Saudi Arabia has completed a $50 million donation to the United Nations agency for Palestine refugees, the organization’s leader said Friday, amid a funding shortfall following the US decision to cut all financial aid.
Prime Minister Benjamin Netanyahu has asked American President Donald Trump to ensure that the withdrawal of US troops from Syria be done gradually, a senior political source said Monday. The source added that the US president was “positively considering” the request. Talks are set to continue on Tuesday with US Secretary of State Mike Pompeo and on Sunday with National Security Adviser John Bolton.
Ex-defense chief rules out sitting in Netanyahu-led government, Times of Israel
Former Likud defense minister and IDF chief Moshe Ya’alon on Saturday ruled out serving in a government led by Prime Minister Benjamin Netanyahu, as he pursues talks with another former chief of staff to form a political bloc that could challenge the ruling Likud party.
The Central District Court on Tuesday invalidated the confession of a minor allegedly involved in two arsons because, saying that during his questioning by authorities he was forbidden to meet a lawyer and was subject to undue pressure by interrogators. The minor was suspected of involvement in the torching of the Dormition Abbey in Jerusalem in 2015 and of arson in the village of Aqraba near Nablus. He was arrested during the search for individuals connected to the 2015 arson that killed three members of the Dawabshe family in Duma, although he was not charged for that crime.
Anshel Pfeffer writes, “Livni was a popular figure back in her Likud days, and once she left that party, built up her own constituency of predominantly female, centrist and left-of-center voters. But to get to the top in Israeli politics, you have to be able to maintain partnerships and build coalitions, and that is where she failed….There’s no question that as leader of the entire party, Zionist Union’s bad showing is his responsibility. But Livni certainly didn’t go out of her way to promote the idea of Gabbay as prime minister….Instead, for the last year Livni has been promoting in nearly every interview the idea of ‘the bloc’ of centrist parties, and of holding an open primary for its leadership.”

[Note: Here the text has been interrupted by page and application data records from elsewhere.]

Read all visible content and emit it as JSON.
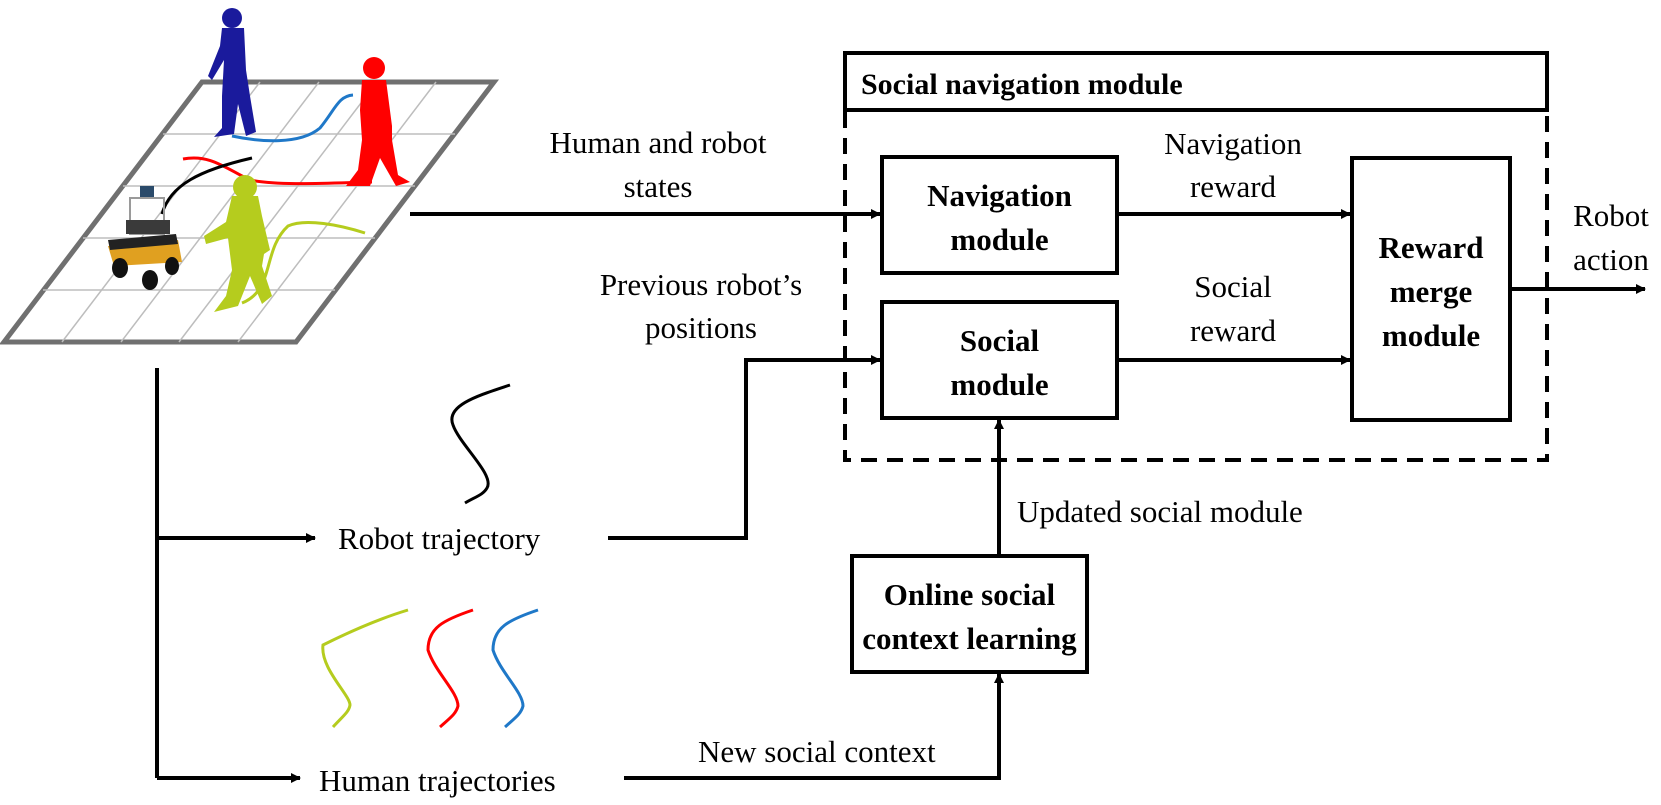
{
  "scene": {
    "description": "Top-down grid floor with robot and three walking humans",
    "humans": [
      {
        "name": "human-blue",
        "color": "#1a1a9c",
        "trajectory_color": "#1f78c8"
      },
      {
        "name": "human-red",
        "color": "#ff0000",
        "trajectory_color": "#ff0000"
      },
      {
        "name": "human-green",
        "color": "#b5cc1e",
        "trajectory_color": "#b5cc1e"
      }
    ],
    "robot_trajectory_color": "#000000",
    "grid_border_color": "#707070",
    "grid_line_color": "#bdbdbd"
  },
  "container": {
    "title": "Social navigation module"
  },
  "modules": {
    "navigation": {
      "line1": "Navigation",
      "line2": "module"
    },
    "social": {
      "line1": "Social",
      "line2": "module"
    },
    "reward_merge": {
      "line1": "Reward",
      "line2": "merge",
      "line3": "module"
    },
    "online_learning": {
      "line1": "Online social",
      "line2": "context learning"
    }
  },
  "edge_labels": {
    "states": {
      "line1": "Human and robot",
      "line2": "states"
    },
    "prev_positions": {
      "line1": "Previous robot’s",
      "line2": "positions"
    },
    "nav_reward": {
      "line1": "Navigation",
      "line2": "reward"
    },
    "social_reward": {
      "line1": "Social",
      "line2": "reward"
    },
    "robot_action": {
      "line1": "Robot",
      "line2": "action"
    },
    "updated_social": "Updated social module",
    "new_context": "New social context",
    "robot_trajectory": "Robot trajectory",
    "human_trajectories": "Human trajectories"
  },
  "colors": {
    "line": "#000000",
    "human_traj": [
      "#b5cc1e",
      "#ff0000",
      "#1f78c8"
    ]
  }
}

Michael Schaeffer Omer-Man writes, “The global rise of nationalist and right-wing governments has not been particularly good for progressive movements over the past year. But two grassroots movements in Israel and Palestine, respectively, managed to push back against oppressive policies and, at least temporarily, achieve real victories on the ground. These stories are not only impressive, against-the-odds wins — they are also a reminder that the work of organizers and activists on the ground does stand a chance facing down governments, armies, and immensely powerful economic interests.”
Shlomi Eldar observes, “The Hamas leadership understands that the cease-fire arrangement reached with Israel in November could collapse if a campaigning Netanyahu faces heavy election pressure on the issue. The Israeli political system might not accept Netanyahu conducting business as usual with Hamas. The organization is therefore preparing to challenge Netanyahu so that he does not renege on the deal that has already yielded a series of achievements for them.”

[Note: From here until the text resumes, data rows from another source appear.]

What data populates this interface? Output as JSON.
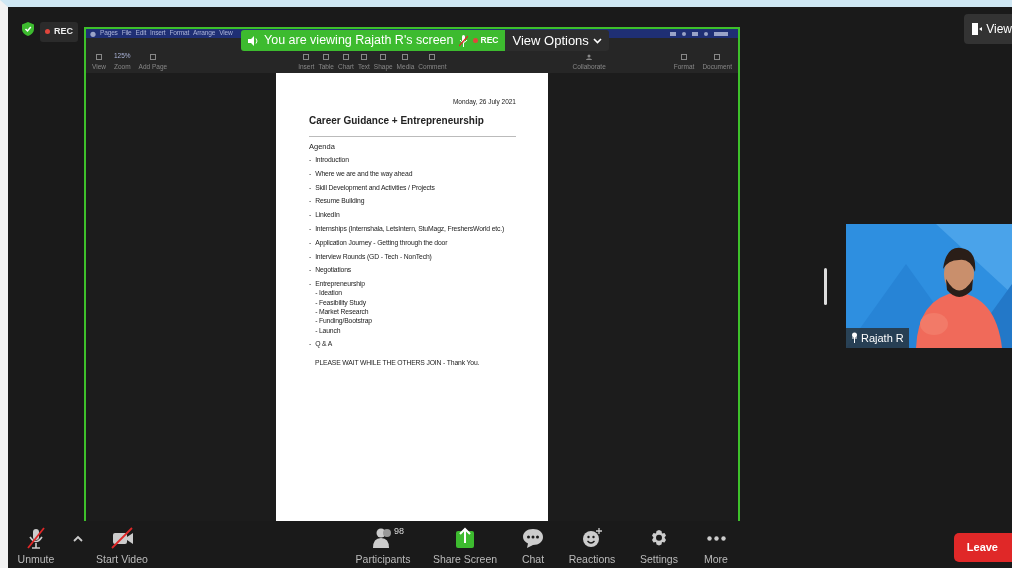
{
  "top_bar": {
    "rec_label": "REC",
    "view_button": "View"
  },
  "banner": {
    "text": "You are viewing Rajath R's screen",
    "rec_label": "REC",
    "view_options": "View Options"
  },
  "shared_screen": {
    "menu_items": [
      "Pages",
      "File",
      "Edit",
      "Insert",
      "Format",
      "Arrange",
      "View"
    ],
    "zoom_value": "125%",
    "toolbar_left": [
      "View",
      "Zoom",
      "Add Page"
    ],
    "toolbar_center": [
      "Insert",
      "Table",
      "Chart",
      "Text",
      "Shape",
      "Media",
      "Comment"
    ],
    "collaborate": "Collaborate",
    "toolbar_right": [
      "Format",
      "Document"
    ],
    "document": {
      "date": "Monday, 26 July 2021",
      "title": "Career Guidance + Entrepreneurship",
      "heading": "Agenda",
      "items": [
        {
          "marker": "-",
          "text": "Introduction"
        },
        {
          "marker": "-",
          "text": "Where we are and the way ahead"
        },
        {
          "marker": "-",
          "text": "Skill Development and Activities / Projects"
        },
        {
          "marker": "-",
          "text": "Resume Building"
        },
        {
          "marker": "-",
          "text": "LinkedIn"
        },
        {
          "marker": "-",
          "text": "Internships (Internshala, LetsIntern, StuMagz, FreshersWorld etc.)"
        },
        {
          "marker": "-",
          "text": "Application Journey - Getting through the door"
        },
        {
          "marker": "-",
          "text": "Interview Rounds (GD - Tech - NonTech)"
        },
        {
          "marker": "-",
          "text": "Negotiations"
        },
        {
          "marker": "-",
          "text": "Entrepreneurship",
          "children": [
            "- Ideation",
            "- Feasibility Study",
            "- Market Research",
            "- Funding/Bootstrap",
            "- Launch"
          ]
        },
        {
          "marker": "-",
          "text": "Q & A"
        }
      ],
      "note": "PLEASE WAIT WHILE THE OTHERS JOIN - Thank You."
    }
  },
  "video_tile": {
    "kind": "picture",
    "name": "Rajath R"
  },
  "toolbar": [
    {
      "kind": "mic",
      "label": "Unmute",
      "off": true
    },
    {
      "kind": "caret"
    },
    {
      "kind": "video",
      "label": "Start Video",
      "off": true
    },
    {
      "kind": "participants",
      "label": "Participants",
      "count": "98"
    },
    {
      "kind": "share",
      "label": "Share Screen"
    },
    {
      "kind": "chat",
      "label": "Chat"
    },
    {
      "kind": "reactions",
      "label": "Reactions"
    },
    {
      "kind": "settings",
      "label": "Settings"
    },
    {
      "kind": "more",
      "label": "More"
    },
    {
      "kind": "leave",
      "label": "Leave"
    }
  ]
}
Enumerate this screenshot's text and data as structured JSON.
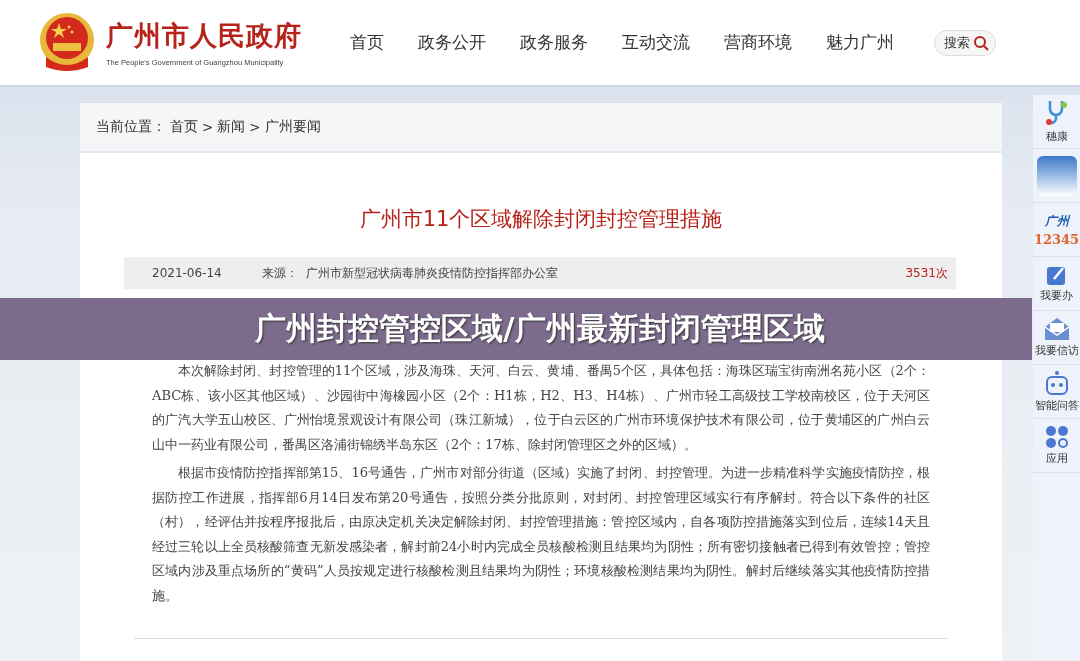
{
  "header": {
    "site_name": "广州市人民政府",
    "site_subtitle": "The People's Government of Guangzhou Municipality",
    "nav": [
      {
        "label": "首页"
      },
      {
        "label": "政务公开"
      },
      {
        "label": "政务服务"
      },
      {
        "label": "互动交流"
      },
      {
        "label": "营商环境"
      },
      {
        "label": "魅力广州"
      }
    ],
    "search_button": "搜索"
  },
  "breadcrumb": {
    "label": "当前位置：",
    "items": [
      "首页",
      "新闻",
      "广州要闻"
    ],
    "separator": ">"
  },
  "article": {
    "title": "广州市11个区域解除封闭封控管理措施",
    "date": "2021-06-14",
    "source_label": "来源：",
    "source": "广州市新型冠状病毒肺炎疫情防控指挥部办公室",
    "views": "3531次",
    "paragraphs": [
      "本次解除封闭、封控管理的11个区域，涉及海珠、天河、白云、黄埔、番禺5个区，具体包括：海珠区瑞宝街南洲名苑小区（2个：ABC栋、该小区其他区域）、沙园街中海橡园小区（2个：H1栋，H2、H3、H4栋）、广州市轻工高级技工学校南校区，位于天河区的广汽大学五山校区、广州怡境景观设计有限公司（珠江新城），位于白云区的广州市环境保护技术有限公司，位于黄埔区的广州白云山中一药业有限公司，番禺区洛浦街锦绣半岛东区（2个：17栋、除封闭管理区之外的区域）。",
      "根据市疫情防控指挥部第15、16号通告，广州市对部分街道（区域）实施了封闭、封控管理。为进一步精准科学实施疫情防控，根据防控工作进展，指挥部6月14日发布第20号通告，按照分类分批原则，对封闭、封控管理区域实行有序解封。符合以下条件的社区（村），经评估并按程序报批后，由原决定机关决定解除封闭、封控管理措施：管控区域内，自各项防控措施落实到位后，连续14天且经过三轮以上全员核酸筛查无新发感染者，解封前24小时内完成全员核酸检测且结果均为阴性；所有密切接触者已得到有效管控；管控区域内涉及重点场所的“黄码”人员按规定进行核酸检测且结果均为阴性；环境核酸检测结果均为阴性。解封后继续落实其他疫情防控措施。"
    ]
  },
  "sidebar": [
    {
      "kind": "health",
      "label": "穗康"
    },
    {
      "kind": "app"
    },
    {
      "kind": "hotline",
      "line1": "广州",
      "line2": "12345"
    },
    {
      "kind": "edit",
      "label": "我要办"
    },
    {
      "kind": "mail",
      "label": "我要信访"
    },
    {
      "kind": "robot",
      "label": "智能问答"
    },
    {
      "kind": "apps",
      "label": "应用"
    }
  ],
  "banner": {
    "title": "广州封控管控区域/广州最新封闭管理区域"
  }
}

“When Oz died on Friday at 79, he left behind a right wing that saw him as an arrogant guru of the left, and a left that was angry with him for maintaining a dialogue with the right and didn’t forgive him for saying the Labor Party had ended its historic role….In 1967, immediately after the Six-Day War, Oz was among the first to warn of the evils of occupation and caution against the prolonged control of the Palestinian people….In contrast to the voices of euphoria of that time, Oz laid out an orderly political message of another kind. ‘We have no space to live on the West Bank of the Jordan River because it’s populated by a people who live on their land, even if it’s now an enemy nation defeated at war,’ he wrote.”